Return only the number of lines in the material below holding the string "title".
*** Block opens ***
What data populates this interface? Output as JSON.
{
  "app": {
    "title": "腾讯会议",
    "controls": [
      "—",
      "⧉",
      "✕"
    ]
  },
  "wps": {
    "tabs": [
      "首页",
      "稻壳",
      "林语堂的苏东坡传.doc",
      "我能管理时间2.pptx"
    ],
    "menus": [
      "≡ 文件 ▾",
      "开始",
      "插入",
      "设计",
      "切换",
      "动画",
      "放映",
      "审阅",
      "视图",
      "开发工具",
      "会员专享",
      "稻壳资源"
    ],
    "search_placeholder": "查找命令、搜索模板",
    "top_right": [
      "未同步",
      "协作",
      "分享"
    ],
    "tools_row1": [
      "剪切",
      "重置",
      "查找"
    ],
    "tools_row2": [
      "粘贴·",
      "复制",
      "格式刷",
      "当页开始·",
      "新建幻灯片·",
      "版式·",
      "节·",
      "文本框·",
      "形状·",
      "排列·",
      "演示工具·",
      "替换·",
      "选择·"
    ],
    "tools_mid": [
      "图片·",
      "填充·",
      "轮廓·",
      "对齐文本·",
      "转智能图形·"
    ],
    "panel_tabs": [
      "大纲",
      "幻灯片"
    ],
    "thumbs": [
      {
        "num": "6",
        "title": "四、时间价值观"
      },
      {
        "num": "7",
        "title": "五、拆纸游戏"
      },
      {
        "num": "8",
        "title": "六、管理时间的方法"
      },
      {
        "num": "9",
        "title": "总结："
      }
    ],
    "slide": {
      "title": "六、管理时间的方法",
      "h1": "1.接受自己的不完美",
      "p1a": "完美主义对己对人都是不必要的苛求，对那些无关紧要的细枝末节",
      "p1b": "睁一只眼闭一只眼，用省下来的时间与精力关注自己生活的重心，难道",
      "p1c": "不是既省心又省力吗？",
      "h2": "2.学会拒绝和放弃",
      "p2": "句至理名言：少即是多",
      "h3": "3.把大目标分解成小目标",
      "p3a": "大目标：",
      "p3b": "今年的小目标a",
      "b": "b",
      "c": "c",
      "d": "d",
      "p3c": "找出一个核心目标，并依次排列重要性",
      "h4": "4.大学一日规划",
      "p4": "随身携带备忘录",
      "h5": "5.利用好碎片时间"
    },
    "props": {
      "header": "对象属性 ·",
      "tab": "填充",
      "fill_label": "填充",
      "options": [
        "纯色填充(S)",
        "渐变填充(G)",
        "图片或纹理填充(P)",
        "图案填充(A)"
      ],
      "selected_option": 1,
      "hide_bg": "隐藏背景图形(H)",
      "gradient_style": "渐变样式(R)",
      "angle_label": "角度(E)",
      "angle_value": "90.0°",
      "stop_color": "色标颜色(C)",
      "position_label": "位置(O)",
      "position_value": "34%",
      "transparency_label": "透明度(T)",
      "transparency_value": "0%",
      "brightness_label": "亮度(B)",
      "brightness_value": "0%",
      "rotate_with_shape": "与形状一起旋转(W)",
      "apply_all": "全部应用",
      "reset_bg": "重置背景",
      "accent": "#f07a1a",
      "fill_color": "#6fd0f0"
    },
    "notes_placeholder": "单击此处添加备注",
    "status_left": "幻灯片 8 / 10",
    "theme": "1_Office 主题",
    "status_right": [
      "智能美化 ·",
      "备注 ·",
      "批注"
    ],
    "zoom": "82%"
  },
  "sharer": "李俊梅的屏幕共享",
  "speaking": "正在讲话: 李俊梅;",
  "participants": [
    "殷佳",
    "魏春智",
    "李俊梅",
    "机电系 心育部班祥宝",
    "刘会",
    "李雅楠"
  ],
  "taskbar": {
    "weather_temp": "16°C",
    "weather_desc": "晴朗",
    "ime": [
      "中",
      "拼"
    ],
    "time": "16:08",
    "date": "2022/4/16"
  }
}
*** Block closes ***
Answer to the exercise: 6